● **SUPPLIED DATA**
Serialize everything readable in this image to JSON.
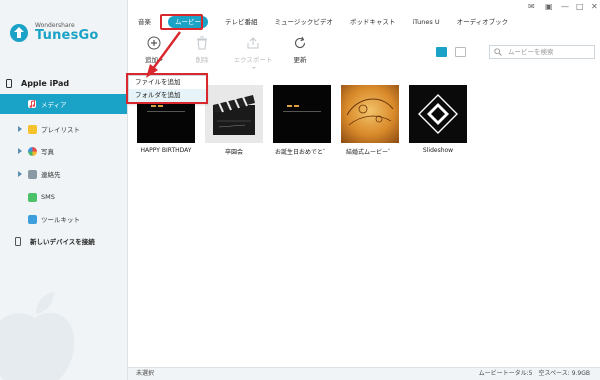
{
  "app": {
    "brand_small": "Wondershare",
    "brand_name": "TunesGo"
  },
  "window_controls": [
    "message-icon",
    "feedback-icon",
    "minimize-icon",
    "maximize-icon",
    "close-icon"
  ],
  "sidebar": {
    "device": "Apple iPad",
    "items": [
      {
        "label": "メディア",
        "icon": "music-note-icon",
        "active": true
      },
      {
        "label": "プレイリスト",
        "icon": "playlist-icon",
        "active": false
      },
      {
        "label": "写真",
        "icon": "photos-icon",
        "active": false
      },
      {
        "label": "連絡先",
        "icon": "contacts-icon",
        "active": false
      },
      {
        "label": "SMS",
        "icon": "sms-icon",
        "active": false
      },
      {
        "label": "ツールキット",
        "icon": "toolkit-icon",
        "active": false
      }
    ],
    "new_device": "新しいデバイスを接続"
  },
  "tabs": [
    "音楽",
    "ムービー",
    "テレビ番組",
    "ミュージックビデオ",
    "ポッドキャスト",
    "iTunes U",
    "オーディオブック"
  ],
  "active_tab": "ムービー",
  "toolbar": {
    "add": "追加",
    "delete": "削除",
    "export": "エクスポート",
    "refresh": "更新"
  },
  "search": {
    "placeholder": "ムービーを検索"
  },
  "add_menu": {
    "items": [
      "ファイルを追加",
      "フォルダを追加"
    ]
  },
  "movies": [
    {
      "title": "HAPPY BIRTHDAY"
    },
    {
      "title": "卒園会"
    },
    {
      "title": "お誕生日おめでと゛"
    },
    {
      "title": "結婚式ムービー゛"
    },
    {
      "title": "Slideshow"
    }
  ],
  "status": {
    "left": "未選択",
    "right": "ムービートータル:5　空スペース: 9.9GB"
  },
  "colors": {
    "accent": "#1aa3c7",
    "highlight": "#d9272e",
    "sidebar_bg": "#f1f4f6"
  }
}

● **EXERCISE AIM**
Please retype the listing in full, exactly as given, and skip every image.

● **WRITTEN ANSWER**
Serialize everything readable in this image to JSON.
{
  "app": {
    "brand_small": "Wondershare",
    "brand_name": "TunesGo"
  },
  "window_controls": [
    "message-icon",
    "feedback-icon",
    "minimize-icon",
    "maximize-icon",
    "close-icon"
  ],
  "sidebar": {
    "device": "Apple iPad",
    "items": [
      {
        "label": "メディア",
        "icon": "music-note-icon",
        "active": true
      },
      {
        "label": "プレイリスト",
        "icon": "playlist-icon",
        "active": false
      },
      {
        "label": "写真",
        "icon": "photos-icon",
        "active": false
      },
      {
        "label": "連絡先",
        "icon": "contacts-icon",
        "active": false
      },
      {
        "label": "SMS",
        "icon": "sms-icon",
        "active": false
      },
      {
        "label": "ツールキット",
        "icon": "toolkit-icon",
        "active": false
      }
    ],
    "new_device": "新しいデバイスを接続"
  },
  "tabs": [
    "音楽",
    "ムービー",
    "テレビ番組",
    "ミュージックビデオ",
    "ポッドキャスト",
    "iTunes U",
    "オーディオブック"
  ],
  "active_tab": "ムービー",
  "toolbar": {
    "add": "追加",
    "delete": "削除",
    "export": "エクスポート",
    "refresh": "更新"
  },
  "search": {
    "placeholder": "ムービーを検索"
  },
  "add_menu": {
    "items": [
      "ファイルを追加",
      "フォルダを追加"
    ]
  },
  "movies": [
    {
      "title": "HAPPY BIRTHDAY"
    },
    {
      "title": "卒園会"
    },
    {
      "title": "お誕生日おめでと゛"
    },
    {
      "title": "結婚式ムービー゛"
    },
    {
      "title": "Slideshow"
    }
  ],
  "status": {
    "left": "未選択",
    "right": "ムービートータル:5　空スペース: 9.9GB"
  },
  "colors": {
    "accent": "#1aa3c7",
    "highlight": "#d9272e",
    "sidebar_bg": "#f1f4f6"
  }
}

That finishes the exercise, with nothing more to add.